Task description: Would you give the data below back exactly as it reads?

Material provided:
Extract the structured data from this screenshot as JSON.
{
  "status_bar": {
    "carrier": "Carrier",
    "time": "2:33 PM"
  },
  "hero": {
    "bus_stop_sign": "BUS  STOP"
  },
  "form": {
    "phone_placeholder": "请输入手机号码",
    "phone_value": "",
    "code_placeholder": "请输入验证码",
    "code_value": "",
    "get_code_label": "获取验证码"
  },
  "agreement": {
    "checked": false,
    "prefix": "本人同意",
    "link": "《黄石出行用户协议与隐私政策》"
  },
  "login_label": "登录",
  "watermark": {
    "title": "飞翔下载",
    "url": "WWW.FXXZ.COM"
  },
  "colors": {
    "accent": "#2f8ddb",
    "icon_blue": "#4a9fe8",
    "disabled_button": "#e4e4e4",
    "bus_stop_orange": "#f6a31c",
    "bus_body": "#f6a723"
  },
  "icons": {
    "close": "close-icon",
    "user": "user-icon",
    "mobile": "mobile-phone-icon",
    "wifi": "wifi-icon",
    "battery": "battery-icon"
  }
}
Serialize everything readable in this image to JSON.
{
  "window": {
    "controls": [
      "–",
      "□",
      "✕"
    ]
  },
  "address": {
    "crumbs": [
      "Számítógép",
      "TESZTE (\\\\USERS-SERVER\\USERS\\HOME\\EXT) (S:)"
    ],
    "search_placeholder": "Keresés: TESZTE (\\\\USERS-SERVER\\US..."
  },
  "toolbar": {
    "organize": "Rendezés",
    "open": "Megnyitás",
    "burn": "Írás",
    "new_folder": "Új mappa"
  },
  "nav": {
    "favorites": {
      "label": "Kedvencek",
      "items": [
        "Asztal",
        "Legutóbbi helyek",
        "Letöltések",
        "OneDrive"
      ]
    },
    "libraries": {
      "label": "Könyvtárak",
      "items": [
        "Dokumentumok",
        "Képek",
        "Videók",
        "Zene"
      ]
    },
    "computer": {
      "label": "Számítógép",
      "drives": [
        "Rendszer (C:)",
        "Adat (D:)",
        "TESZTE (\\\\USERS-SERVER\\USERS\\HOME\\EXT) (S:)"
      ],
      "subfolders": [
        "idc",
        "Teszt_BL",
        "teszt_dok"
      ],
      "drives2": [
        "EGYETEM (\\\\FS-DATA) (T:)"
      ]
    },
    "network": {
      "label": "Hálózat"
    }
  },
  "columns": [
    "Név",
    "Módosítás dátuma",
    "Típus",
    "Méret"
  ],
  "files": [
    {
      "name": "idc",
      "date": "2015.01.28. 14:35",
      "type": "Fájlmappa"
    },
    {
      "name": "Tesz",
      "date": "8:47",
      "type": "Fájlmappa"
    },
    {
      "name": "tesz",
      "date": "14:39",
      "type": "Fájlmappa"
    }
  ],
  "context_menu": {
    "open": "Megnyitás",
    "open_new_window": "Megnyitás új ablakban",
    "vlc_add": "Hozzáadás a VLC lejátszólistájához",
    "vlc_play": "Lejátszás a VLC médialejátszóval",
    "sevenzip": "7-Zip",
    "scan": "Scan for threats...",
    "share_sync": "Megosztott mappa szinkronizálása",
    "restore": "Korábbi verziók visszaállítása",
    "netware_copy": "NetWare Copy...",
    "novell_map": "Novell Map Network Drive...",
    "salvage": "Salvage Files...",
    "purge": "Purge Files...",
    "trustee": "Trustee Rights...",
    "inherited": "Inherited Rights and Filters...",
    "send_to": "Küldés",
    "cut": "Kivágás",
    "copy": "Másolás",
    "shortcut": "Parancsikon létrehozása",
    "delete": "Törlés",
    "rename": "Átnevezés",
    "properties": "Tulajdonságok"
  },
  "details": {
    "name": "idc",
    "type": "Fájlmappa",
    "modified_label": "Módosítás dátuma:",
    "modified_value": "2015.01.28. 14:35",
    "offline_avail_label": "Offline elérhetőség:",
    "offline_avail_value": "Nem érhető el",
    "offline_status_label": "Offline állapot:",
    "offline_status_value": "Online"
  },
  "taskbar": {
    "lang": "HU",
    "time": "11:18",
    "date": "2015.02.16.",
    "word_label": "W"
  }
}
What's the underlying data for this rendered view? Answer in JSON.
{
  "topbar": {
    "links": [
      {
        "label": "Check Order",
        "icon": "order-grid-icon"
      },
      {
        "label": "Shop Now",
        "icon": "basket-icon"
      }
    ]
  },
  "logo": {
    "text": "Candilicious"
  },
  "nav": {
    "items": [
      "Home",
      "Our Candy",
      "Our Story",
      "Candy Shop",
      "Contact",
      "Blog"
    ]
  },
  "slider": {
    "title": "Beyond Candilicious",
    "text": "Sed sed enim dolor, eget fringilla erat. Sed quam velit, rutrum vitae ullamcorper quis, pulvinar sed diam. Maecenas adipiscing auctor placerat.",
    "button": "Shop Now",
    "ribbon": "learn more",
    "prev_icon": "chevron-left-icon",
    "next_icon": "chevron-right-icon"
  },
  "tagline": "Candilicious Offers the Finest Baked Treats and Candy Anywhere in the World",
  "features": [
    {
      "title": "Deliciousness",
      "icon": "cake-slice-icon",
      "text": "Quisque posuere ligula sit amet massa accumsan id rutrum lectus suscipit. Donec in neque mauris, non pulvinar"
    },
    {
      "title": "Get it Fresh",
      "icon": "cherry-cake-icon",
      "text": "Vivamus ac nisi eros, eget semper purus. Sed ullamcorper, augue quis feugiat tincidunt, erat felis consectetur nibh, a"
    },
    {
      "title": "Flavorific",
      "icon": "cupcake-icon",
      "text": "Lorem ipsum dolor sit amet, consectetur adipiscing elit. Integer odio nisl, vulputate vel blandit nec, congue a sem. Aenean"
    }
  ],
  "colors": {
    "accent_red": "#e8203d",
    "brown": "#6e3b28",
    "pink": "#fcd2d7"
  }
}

Final answer:
Extract the structured data from this screenshot as JSON.
{
  "status_bar": {
    "carrier": "Carrier",
    "time": "2:33 PM"
  },
  "hero": {
    "bus_stop_sign": "BUS  STOP"
  },
  "form": {
    "phone_placeholder": "请输入手机号码",
    "phone_value": "",
    "code_placeholder": "请输入验证码",
    "code_value": "",
    "get_code_label": "获取验证码"
  },
  "agreement": {
    "checked": false,
    "prefix": "本人同意",
    "link": "《黄石出行用户协议与隐私政策》"
  },
  "login_label": "登录",
  "watermark": {
    "title": "飞翔下载",
    "url": "WWW.FXXZ.COM"
  },
  "colors": {
    "accent": "#2f8ddb",
    "icon_blue": "#4a9fe8",
    "disabled_button": "#e4e4e4",
    "bus_stop_orange": "#f6a31c",
    "bus_body": "#f6a723"
  },
  "icons": {
    "close": "close-icon",
    "user": "user-icon",
    "mobile": "mobile-phone-icon",
    "wifi": "wifi-icon",
    "battery": "battery-icon"
  }
}
Serialize everything readable in this image to JSON.
{
  "window": {
    "controls": [
      "–",
      "□",
      "✕"
    ]
  },
  "address": {
    "crumbs": [
      "Számítógép",
      "TESZTE (\\\\USERS-SERVER\\USERS\\HOME\\EXT) (S:)"
    ],
    "search_placeholder": "Keresés: TESZTE (\\\\USERS-SERVER\\US..."
  },
  "toolbar": {
    "organize": "Rendezés",
    "open": "Megnyitás",
    "burn": "Írás",
    "new_folder": "Új mappa"
  },
  "nav": {
    "favorites": {
      "label": "Kedvencek",
      "items": [
        "Asztal",
        "Legutóbbi helyek",
        "Letöltések",
        "OneDrive"
      ]
    },
    "libraries": {
      "label": "Könyvtárak",
      "items": [
        "Dokumentumok",
        "Képek",
        "Videók",
        "Zene"
      ]
    },
    "computer": {
      "label": "Számítógép",
      "drives": [
        "Rendszer (C:)",
        "Adat (D:)",
        "TESZTE (\\\\USERS-SERVER\\USERS\\HOME\\EXT) (S:)"
      ],
      "subfolders": [
        "idc",
        "Teszt_BL",
        "teszt_dok"
      ],
      "drives2": [
        "EGYETEM (\\\\FS-DATA) (T:)"
      ]
    },
    "network": {
      "label": "Hálózat"
    }
  },
  "columns": [
    "Név",
    "Módosítás dátuma",
    "Típus",
    "Méret"
  ],
  "files": [
    {
      "name": "idc",
      "date": "2015.01.28. 14:35",
      "type": "Fájlmappa"
    },
    {
      "name": "Tesz",
      "date": "8:47",
      "type": "Fájlmappa"
    },
    {
      "name": "tesz",
      "date": "14:39",
      "type": "Fájlmappa"
    }
  ],
  "context_menu": {
    "open": "Megnyitás",
    "open_new_window": "Megnyitás új ablakban",
    "vlc_add": "Hozzáadás a VLC lejátszólistájához",
    "vlc_play": "Lejátszás a VLC médialejátszóval",
    "sevenzip": "7-Zip",
    "scan": "Scan for threats...",
    "share_sync": "Megosztott mappa szinkronizálása",
    "restore": "Korábbi verziók visszaállítása",
    "netware_copy": "NetWare Copy...",
    "novell_map": "Novell Map Network Drive...",
    "salvage": "Salvage Files...",
    "purge": "Purge Files...",
    "trustee": "Trustee Rights...",
    "inherited": "Inherited Rights and Filters...",
    "send_to": "Küldés",
    "cut": "Kivágás",
    "copy": "Másolás",
    "shortcut": "Parancsikon létrehozása",
    "delete": "Törlés",
    "rename": "Átnevezés",
    "properties": "Tulajdonságok"
  },
  "details": {
    "name": "idc",
    "type": "Fájlmappa",
    "modified_label": "Módosítás dátuma:",
    "modified_value": "2015.01.28. 14:35",
    "offline_avail_label": "Offline elérhetőség:",
    "offline_avail_value": "Nem érhető el",
    "offline_status_label": "Offline állapot:",
    "offline_status_value": "Online"
  },
  "taskbar": {
    "lang": "HU",
    "time": "11:18",
    "date": "2015.02.16.",
    "word_label": "W"
  }
}
What's the underlying data for this rendered view? Answer in JSON.
{
  "topbar": {
    "links": [
      {
        "label": "Check Order",
        "icon": "order-grid-icon"
      },
      {
        "label": "Shop Now",
        "icon": "basket-icon"
      }
    ]
  },
  "logo": {
    "text": "Candilicious"
  },
  "nav": {
    "items": [
      "Home",
      "Our Candy",
      "Our Story",
      "Candy Shop",
      "Contact",
      "Blog"
    ]
  },
  "slider": {
    "title": "Beyond Candilicious",
    "text": "Sed sed enim dolor, eget fringilla erat. Sed quam velit, rutrum vitae ullamcorper quis, pulvinar sed diam. Maecenas adipiscing auctor placerat.",
    "button": "Shop Now",
    "ribbon": "learn more",
    "prev_icon": "chevron-left-icon",
    "next_icon": "chevron-right-icon"
  },
  "tagline": "Candilicious Offers the Finest Baked Treats and Candy Anywhere in the World",
  "features": [
    {
      "title": "Deliciousness",
      "icon": "cake-slice-icon",
      "text": "Quisque posuere ligula sit amet massa accumsan id rutrum lectus suscipit. Donec in neque mauris, non pulvinar"
    },
    {
      "title": "Get it Fresh",
      "icon": "cherry-cake-icon",
      "text": "Vivamus ac nisi eros, eget semper purus. Sed ullamcorper, augue quis feugiat tincidunt, erat felis consectetur nibh, a"
    },
    {
      "title": "Flavorific",
      "icon": "cupcake-icon",
      "text": "Lorem ipsum dolor sit amet, consectetur adipiscing elit. Integer odio nisl, vulputate vel blandit nec, congue a sem. Aenean"
    }
  ],
  "colors": {
    "accent_red": "#e8203d",
    "brown": "#6e3b28",
    "pink": "#fcd2d7"
  }
}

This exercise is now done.